**What the task requires:** The word "this": say how many lines of the data below contain it, and give the number alone.

*** Opening of Task data ***

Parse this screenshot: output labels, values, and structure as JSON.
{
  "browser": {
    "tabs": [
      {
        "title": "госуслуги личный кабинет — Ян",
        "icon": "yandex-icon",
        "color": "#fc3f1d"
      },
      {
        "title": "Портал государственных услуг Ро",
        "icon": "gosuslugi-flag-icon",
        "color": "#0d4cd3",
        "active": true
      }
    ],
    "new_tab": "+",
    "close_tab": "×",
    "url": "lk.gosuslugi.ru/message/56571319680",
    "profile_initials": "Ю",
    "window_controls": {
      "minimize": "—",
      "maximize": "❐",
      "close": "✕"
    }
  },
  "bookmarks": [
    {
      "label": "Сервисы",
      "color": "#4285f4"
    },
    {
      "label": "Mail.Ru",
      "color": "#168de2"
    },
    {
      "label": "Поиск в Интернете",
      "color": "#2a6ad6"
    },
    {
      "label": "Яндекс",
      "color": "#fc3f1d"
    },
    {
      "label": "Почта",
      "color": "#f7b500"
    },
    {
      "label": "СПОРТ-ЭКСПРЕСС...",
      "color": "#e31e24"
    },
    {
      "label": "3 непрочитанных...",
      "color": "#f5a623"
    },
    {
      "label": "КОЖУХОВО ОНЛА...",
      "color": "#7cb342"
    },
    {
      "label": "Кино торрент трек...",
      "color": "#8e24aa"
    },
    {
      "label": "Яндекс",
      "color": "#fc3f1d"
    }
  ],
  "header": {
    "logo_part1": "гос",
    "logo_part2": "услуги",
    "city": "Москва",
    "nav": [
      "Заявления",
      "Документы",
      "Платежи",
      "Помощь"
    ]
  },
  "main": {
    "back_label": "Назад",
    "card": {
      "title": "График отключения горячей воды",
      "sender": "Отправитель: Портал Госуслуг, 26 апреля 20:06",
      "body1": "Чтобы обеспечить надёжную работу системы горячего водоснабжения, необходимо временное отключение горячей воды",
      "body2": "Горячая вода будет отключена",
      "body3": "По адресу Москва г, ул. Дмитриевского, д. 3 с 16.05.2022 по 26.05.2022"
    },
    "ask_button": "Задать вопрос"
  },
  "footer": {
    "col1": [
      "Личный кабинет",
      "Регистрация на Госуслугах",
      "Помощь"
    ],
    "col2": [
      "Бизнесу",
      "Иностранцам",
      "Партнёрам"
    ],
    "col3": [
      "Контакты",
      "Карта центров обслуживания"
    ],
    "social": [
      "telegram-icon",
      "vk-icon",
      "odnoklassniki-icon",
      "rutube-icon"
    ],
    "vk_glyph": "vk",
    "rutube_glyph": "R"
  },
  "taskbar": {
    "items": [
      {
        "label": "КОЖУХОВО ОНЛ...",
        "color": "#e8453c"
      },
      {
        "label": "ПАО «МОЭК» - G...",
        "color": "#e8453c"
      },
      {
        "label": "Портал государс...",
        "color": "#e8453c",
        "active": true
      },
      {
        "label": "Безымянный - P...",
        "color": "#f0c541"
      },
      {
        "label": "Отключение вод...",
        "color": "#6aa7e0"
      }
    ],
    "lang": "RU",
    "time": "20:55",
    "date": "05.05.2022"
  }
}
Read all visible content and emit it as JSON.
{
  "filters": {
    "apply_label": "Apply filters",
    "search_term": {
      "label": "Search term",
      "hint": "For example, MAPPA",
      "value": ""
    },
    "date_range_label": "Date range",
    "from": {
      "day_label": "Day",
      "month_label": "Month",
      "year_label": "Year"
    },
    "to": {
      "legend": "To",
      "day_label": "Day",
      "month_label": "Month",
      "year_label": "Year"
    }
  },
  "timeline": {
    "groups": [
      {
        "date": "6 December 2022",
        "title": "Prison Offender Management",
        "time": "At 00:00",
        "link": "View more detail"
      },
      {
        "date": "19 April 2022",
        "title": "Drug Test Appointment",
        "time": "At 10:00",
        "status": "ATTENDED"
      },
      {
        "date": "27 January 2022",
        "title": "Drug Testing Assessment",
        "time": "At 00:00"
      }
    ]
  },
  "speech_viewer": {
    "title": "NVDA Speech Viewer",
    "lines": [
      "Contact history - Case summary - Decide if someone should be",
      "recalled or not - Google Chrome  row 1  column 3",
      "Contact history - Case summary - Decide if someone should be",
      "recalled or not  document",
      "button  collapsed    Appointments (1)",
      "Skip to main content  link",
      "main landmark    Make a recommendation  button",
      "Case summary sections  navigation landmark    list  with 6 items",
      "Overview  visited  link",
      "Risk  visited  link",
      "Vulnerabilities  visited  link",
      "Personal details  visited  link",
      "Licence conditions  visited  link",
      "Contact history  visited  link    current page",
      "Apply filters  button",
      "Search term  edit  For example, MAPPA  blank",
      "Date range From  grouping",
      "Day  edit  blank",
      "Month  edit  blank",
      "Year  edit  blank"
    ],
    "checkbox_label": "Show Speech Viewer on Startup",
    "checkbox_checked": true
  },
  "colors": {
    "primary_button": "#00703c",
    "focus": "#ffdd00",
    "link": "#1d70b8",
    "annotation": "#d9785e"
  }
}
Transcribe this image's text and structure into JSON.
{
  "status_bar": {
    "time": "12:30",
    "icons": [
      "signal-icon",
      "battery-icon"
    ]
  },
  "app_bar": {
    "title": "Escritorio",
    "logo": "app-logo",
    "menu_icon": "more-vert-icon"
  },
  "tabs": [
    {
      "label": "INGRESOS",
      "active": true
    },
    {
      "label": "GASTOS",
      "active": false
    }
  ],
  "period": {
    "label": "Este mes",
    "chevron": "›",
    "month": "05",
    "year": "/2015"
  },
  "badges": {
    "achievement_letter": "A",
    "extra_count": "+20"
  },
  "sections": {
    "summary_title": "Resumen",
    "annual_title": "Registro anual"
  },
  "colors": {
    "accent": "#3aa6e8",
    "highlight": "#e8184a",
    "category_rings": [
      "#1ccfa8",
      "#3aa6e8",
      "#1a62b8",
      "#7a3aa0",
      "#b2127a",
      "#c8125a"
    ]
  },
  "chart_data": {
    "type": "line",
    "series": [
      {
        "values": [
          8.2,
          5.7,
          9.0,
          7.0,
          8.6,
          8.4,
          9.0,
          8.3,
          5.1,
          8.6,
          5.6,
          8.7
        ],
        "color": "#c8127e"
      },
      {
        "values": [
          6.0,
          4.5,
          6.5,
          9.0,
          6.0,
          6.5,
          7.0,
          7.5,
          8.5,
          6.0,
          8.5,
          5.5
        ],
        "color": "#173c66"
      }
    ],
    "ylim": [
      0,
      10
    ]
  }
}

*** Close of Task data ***

**Answer area:** 2